Exercise:
Would you count the lines in the entries below that contain "Pesquisas"? Reply with the number only.

*** Opening Input material ***

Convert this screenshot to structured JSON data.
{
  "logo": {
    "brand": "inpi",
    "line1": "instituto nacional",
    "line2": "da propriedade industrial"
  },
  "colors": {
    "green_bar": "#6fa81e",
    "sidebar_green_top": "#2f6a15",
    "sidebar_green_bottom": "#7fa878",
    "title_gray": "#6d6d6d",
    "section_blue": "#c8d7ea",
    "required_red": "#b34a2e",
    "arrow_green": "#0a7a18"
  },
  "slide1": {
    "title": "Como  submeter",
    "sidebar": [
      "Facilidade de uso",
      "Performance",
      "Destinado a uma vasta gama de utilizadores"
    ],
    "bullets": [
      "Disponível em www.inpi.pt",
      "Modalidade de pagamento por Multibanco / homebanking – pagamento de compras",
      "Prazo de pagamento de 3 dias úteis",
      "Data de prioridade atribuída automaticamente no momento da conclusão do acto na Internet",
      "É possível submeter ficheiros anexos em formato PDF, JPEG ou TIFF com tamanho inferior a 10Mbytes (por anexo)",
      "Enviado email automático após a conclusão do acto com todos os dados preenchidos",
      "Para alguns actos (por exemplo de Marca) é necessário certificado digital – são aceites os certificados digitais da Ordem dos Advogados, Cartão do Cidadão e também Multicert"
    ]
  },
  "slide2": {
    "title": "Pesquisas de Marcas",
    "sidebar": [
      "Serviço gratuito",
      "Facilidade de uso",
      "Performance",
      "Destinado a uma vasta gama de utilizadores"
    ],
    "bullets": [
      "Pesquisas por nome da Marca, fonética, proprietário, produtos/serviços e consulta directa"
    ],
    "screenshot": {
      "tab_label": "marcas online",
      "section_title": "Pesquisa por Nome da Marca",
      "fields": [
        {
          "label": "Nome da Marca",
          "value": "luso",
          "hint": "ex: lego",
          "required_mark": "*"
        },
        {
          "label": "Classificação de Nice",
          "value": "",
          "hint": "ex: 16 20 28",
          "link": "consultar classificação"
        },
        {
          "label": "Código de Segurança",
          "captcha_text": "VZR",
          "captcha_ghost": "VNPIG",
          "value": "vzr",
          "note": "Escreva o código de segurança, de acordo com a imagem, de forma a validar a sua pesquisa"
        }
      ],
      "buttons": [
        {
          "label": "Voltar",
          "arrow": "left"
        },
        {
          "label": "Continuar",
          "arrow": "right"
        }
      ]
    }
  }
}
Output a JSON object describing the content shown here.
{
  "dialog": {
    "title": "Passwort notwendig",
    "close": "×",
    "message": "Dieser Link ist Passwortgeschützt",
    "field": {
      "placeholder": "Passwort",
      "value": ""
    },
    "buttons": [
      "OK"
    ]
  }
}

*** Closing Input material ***

Answer space:
2